Wink v. Miller Compressing Co., No. 16-2339 (7th Cir. 2017)Annotate this Case

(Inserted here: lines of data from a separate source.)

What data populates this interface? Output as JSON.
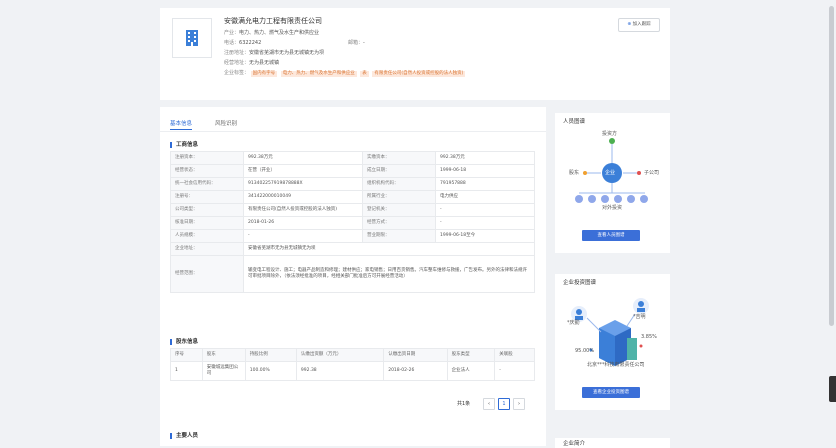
{
  "header": {
    "company_name": "安徽满允电力工程有限责任公司",
    "industry_label": "产业：",
    "industry_value": "电力、热力、燃气及水生产和供应业",
    "phone_label": "电话：",
    "phone_value": "6322242",
    "email_label": "邮箱：",
    "email_value": "-",
    "reg_address_label": "注册地址：",
    "reg_address_value": "安徽省芜湖市无为县无城镇无为坝",
    "biz_address_label": "经营地址：",
    "biz_address_value": "无为县无城镇",
    "tags_label": "企业标签：",
    "tags": [
      "国内有字号",
      "电力、热力、燃气及水生产和供应业",
      "表",
      "有限责任公司(自然人投资或控股的法人独资)"
    ],
    "follow_button": "加入跟踪"
  },
  "tabs": [
    "基本信息",
    "风险识别"
  ],
  "business_info": {
    "title": "工商信息",
    "rows": [
      [
        "注册资本：",
        "992.38万元",
        "实缴资本：",
        "992.38万元"
      ],
      [
        "经营状态：",
        "在营（开业）",
        "成立日期：",
        "1999-06-18"
      ],
      [
        "统一社会信用代码：",
        "913402257919878888X",
        "组织机构代码：",
        "791957888"
      ],
      [
        "注册号：",
        "341422000010049",
        "所属行业：",
        "电力供应"
      ],
      [
        "公司类型：",
        "有限责任公司(自然人投资或控股的法人独资)",
        "登记机关：",
        "-"
      ],
      [
        "核准日期：",
        "2018-01-26",
        "经营方式：",
        "-"
      ],
      [
        "人员规模：",
        "-",
        "营业期限：",
        "1999-06-18至今"
      ]
    ],
    "address_label": "企业地址：",
    "address_value": "安徽省芜湖市无为县无城镇无为坝",
    "scope_label": "经营范围：",
    "scope_value": "输变电工程设计、施工；电器产品制造和修理；建材供应；家电销售；日用百货销售。汽车整车维修与救援，广告发布。另外的法律和法规许可审批项目除外，（依法须经批准的项目，经相关部门批准后方可开展经营活动）"
  },
  "shareholders": {
    "title": "股东信息",
    "headers": [
      "序号",
      "股东",
      "持股比例",
      "认缴出资额（万元）",
      "认缴出资日期",
      "股东类型",
      "关联股"
    ],
    "rows": [
      [
        "1",
        "安徽城远集团公司",
        "100.00%",
        "992.38",
        "2018-02-26",
        "企业法人",
        "-"
      ]
    ],
    "total_text": "共1条",
    "page": "1",
    "prev": "‹",
    "next": "›"
  },
  "main_people_title": "主要人员",
  "people_panel": {
    "title": "人员图谱",
    "top_node": "投资方",
    "center_node": "企业",
    "left_node": "股东",
    "right_node": "子公司",
    "bottom_label": "对外投资",
    "button": "查看人员图谱"
  },
  "invest_panel": {
    "title": "企业投资图谱",
    "left_person": "*庆勤",
    "right_person": "*吉明",
    "pct_left": "95.00%",
    "pct_right": "3.85%",
    "company_caption": "北京***科技有限责任公司",
    "button": "查看企业投资图谱"
  },
  "more_panel_title": "企业简介"
}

Wink had been employed by Miller since 1999. In July 2011, Miller granted Wink’s request for intermittent Family and Medical Leave Act (FMLA, 29 U.S.C. 2612(a)(1)) leave through July 2012 to take her autistic two-year-old son to medical appointments and therapy. In February 2012, after Wink’s son was expelled from day care, Miller agreed to a hybrid arrangement. Wink could work from home two days per week, subtracting from the normal eight-hour workday the hours in which she was taking care of her son as uncompensated hours of FMLA leave time. In the summer of 2012, Miller, experiencing financial problems, decided that no employees would be allowed to work at home. On a Friday, the company gave Wink an ultimatum. On Monday, Wink reported to work, explained that she was unable to obtain day care for her son over the weekend, and left to take care of her child. She was terminated that day. A jury returned a verdict finding retaliation in violation of FMLA, violation of a Wisconsin statute, and breach of contract, but rejected a claim that Miller had interfered with Wink’s rights under FMLA. The Seventh Circuit affirmed. FMLA entitled Wink to time off necessary to care for her son.